# [What to do]
Whenever a line below includes the string "your", show it.

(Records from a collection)
********************

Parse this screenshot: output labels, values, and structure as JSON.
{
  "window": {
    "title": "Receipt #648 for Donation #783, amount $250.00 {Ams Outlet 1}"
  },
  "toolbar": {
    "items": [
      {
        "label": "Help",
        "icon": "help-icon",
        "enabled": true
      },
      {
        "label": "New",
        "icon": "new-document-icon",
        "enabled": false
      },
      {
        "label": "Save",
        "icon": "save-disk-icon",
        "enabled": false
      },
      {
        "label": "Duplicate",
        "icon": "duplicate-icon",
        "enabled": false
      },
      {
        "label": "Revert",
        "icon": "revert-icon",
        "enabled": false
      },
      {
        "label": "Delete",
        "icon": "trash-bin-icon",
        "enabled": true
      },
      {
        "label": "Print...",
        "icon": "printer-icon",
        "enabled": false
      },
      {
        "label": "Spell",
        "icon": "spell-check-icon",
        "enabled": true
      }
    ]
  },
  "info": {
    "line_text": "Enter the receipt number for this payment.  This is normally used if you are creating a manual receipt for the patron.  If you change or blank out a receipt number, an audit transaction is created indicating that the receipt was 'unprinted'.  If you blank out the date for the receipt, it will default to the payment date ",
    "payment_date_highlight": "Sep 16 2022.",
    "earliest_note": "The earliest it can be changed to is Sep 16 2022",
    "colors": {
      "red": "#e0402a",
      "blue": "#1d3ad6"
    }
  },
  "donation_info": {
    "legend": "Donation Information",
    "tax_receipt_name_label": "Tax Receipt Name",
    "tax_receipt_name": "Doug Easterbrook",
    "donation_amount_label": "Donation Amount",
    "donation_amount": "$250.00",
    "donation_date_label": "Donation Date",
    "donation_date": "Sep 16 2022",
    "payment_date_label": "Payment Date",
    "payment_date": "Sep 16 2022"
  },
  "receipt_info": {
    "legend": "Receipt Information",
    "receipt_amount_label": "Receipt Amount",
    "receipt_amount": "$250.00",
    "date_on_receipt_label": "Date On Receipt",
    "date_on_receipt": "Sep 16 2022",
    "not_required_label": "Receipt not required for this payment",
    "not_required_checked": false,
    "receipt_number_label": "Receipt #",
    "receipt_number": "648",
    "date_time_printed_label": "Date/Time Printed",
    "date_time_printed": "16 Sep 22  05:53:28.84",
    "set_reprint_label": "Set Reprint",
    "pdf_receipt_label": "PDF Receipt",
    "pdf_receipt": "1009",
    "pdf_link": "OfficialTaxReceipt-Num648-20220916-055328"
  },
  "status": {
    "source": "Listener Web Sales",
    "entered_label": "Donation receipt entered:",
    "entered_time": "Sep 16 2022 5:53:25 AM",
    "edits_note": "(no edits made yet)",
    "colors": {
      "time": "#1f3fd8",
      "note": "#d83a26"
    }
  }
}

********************

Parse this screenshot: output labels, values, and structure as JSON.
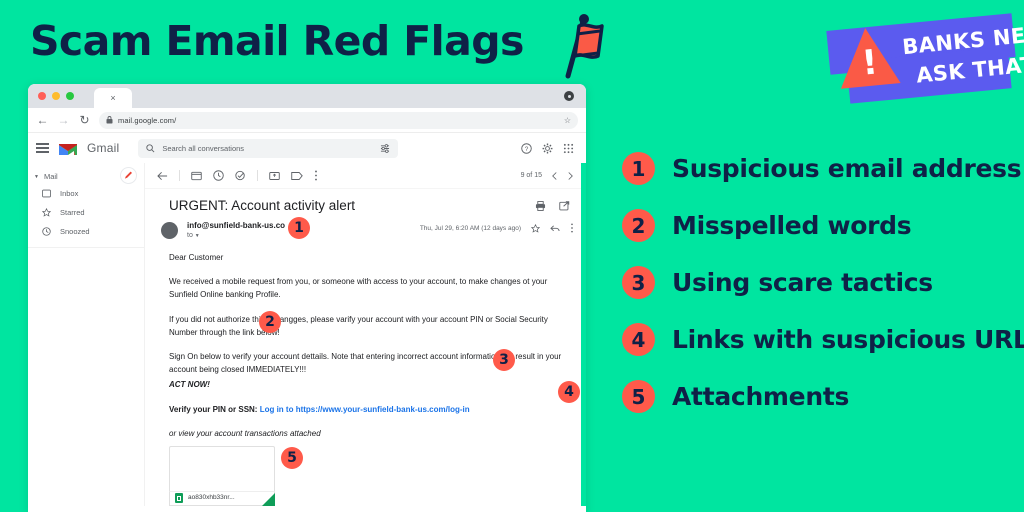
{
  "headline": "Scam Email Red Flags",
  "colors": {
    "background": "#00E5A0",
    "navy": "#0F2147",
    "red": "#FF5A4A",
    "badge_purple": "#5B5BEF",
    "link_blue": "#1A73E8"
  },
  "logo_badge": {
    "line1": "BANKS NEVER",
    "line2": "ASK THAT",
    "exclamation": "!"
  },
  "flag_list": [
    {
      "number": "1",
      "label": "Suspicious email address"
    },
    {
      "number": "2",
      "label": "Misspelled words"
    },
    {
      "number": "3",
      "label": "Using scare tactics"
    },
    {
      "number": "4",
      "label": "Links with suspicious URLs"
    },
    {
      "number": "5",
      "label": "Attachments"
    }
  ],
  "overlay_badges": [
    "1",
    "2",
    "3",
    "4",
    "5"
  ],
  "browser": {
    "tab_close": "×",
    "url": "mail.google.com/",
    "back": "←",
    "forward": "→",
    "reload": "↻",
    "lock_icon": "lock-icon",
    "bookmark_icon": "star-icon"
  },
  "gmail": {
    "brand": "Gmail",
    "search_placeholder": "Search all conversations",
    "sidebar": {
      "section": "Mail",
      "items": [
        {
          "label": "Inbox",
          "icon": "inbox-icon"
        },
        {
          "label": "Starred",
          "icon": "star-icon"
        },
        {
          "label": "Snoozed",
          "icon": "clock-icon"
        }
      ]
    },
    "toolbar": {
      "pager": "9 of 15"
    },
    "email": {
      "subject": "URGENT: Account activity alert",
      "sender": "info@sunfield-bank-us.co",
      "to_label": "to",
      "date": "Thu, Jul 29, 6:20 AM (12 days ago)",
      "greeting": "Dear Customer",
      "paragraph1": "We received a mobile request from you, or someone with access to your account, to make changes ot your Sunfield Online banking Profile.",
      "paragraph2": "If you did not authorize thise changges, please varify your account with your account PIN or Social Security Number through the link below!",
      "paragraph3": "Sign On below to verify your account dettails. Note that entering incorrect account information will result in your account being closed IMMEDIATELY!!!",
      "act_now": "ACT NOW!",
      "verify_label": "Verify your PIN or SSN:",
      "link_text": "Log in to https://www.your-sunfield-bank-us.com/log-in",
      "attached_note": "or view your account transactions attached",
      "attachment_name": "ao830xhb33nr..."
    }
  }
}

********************

# [Answer for this exercise]
      "paragraph1": "We received a mobile request from you, or someone with access to your account, to make changes ot your Sunfield Online banking Profile.",
      "paragraph2": "If you did not authorize thise changges, please varify your account with your account PIN or Social Security Number through the link below!",
      "paragraph3": "Sign On below to verify your account dettails. Note that entering incorrect account information will result in your account being closed IMMEDIATELY!!!",
      "verify_label": "Verify your PIN or SSN:",
      "link_text": "Log in to https://www.your-sunfield-bank-us.com/log-in",
      "attached_note": "or view your account transactions attached",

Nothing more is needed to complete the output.